# Data shown:
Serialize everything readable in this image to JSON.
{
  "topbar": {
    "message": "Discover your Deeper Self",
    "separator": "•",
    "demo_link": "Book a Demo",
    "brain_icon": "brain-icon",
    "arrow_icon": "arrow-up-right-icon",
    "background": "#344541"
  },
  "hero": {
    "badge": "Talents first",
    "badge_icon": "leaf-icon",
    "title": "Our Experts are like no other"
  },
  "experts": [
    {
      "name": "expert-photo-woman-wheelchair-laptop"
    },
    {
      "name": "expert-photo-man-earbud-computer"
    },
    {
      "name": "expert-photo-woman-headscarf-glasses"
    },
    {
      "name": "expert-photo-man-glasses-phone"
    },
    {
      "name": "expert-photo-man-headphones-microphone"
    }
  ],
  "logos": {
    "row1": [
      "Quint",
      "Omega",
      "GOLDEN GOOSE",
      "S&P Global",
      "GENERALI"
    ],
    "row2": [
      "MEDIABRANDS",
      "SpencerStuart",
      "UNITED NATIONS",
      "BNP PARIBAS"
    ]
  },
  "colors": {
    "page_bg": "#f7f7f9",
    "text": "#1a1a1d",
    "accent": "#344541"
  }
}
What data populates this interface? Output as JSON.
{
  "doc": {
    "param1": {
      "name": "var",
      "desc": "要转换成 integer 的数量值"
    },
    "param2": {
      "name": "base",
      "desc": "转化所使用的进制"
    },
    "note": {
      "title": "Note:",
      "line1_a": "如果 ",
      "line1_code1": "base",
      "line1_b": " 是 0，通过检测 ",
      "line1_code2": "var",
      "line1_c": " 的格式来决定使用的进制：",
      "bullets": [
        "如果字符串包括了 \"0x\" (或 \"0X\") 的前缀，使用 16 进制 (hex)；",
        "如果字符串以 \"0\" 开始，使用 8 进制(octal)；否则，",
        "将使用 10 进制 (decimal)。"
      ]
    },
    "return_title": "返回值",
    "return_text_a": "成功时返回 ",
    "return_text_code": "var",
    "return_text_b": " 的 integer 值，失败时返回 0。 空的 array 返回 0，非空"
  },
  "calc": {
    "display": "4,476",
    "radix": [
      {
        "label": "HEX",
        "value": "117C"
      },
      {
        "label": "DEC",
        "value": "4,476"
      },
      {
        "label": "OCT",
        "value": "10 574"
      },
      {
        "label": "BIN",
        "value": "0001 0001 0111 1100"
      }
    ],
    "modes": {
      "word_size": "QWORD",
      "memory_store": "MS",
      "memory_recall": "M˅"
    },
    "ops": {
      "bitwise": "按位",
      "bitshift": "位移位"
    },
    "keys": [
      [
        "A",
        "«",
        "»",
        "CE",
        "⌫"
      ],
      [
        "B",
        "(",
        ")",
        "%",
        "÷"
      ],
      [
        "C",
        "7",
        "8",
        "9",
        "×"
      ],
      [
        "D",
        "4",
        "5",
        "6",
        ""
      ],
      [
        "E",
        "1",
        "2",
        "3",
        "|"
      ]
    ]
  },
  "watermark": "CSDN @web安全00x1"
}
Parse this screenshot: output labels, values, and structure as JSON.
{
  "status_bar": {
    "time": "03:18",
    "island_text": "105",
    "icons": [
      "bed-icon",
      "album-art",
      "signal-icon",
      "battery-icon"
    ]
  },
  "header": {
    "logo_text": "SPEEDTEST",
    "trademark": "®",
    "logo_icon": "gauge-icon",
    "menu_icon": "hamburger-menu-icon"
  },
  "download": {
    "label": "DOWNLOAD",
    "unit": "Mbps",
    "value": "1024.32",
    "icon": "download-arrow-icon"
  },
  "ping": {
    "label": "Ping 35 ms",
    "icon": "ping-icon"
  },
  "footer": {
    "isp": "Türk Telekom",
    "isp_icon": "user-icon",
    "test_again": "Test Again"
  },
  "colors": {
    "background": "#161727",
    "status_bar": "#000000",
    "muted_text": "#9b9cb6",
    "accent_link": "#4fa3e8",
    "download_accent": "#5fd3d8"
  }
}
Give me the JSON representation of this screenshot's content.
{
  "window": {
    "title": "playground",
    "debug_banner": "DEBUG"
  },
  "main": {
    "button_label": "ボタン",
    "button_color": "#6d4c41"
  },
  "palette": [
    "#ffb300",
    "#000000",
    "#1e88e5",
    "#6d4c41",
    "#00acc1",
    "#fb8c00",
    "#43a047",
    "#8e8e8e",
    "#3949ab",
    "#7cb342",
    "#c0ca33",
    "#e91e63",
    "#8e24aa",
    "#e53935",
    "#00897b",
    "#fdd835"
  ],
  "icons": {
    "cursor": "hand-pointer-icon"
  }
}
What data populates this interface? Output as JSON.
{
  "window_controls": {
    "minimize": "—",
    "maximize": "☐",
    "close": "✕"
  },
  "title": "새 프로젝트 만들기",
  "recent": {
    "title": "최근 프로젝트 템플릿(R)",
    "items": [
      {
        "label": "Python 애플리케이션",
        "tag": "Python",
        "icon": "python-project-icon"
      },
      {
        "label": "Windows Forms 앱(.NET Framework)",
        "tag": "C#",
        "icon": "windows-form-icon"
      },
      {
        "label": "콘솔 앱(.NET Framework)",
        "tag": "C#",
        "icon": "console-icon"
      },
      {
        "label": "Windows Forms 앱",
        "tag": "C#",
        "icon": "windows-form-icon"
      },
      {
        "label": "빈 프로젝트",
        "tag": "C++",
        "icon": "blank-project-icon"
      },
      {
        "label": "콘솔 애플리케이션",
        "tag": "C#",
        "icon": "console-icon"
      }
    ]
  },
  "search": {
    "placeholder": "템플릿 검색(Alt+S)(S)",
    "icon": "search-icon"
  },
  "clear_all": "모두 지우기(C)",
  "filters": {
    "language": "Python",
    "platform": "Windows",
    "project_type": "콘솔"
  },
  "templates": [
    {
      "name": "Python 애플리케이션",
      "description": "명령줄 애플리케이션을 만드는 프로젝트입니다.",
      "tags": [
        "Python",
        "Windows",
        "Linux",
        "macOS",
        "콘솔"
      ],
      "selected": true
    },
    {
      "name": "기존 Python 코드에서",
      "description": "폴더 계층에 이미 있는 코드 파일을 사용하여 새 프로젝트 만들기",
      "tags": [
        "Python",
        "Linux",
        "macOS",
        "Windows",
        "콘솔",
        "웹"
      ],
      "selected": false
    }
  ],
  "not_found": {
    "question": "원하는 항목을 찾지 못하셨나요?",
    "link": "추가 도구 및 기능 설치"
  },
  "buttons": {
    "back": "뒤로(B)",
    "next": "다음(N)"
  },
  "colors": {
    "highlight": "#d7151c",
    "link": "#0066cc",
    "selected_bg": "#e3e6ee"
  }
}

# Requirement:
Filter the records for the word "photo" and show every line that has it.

# Exercise answer:
      "name": "expert-photo-woman-wheelchair-laptop"
      "name": "expert-photo-man-earbud-computer"
      "name": "expert-photo-woman-headscarf-glasses"
      "name": "expert-photo-man-glasses-phone"
      "name": "expert-photo-man-headphones-microphone"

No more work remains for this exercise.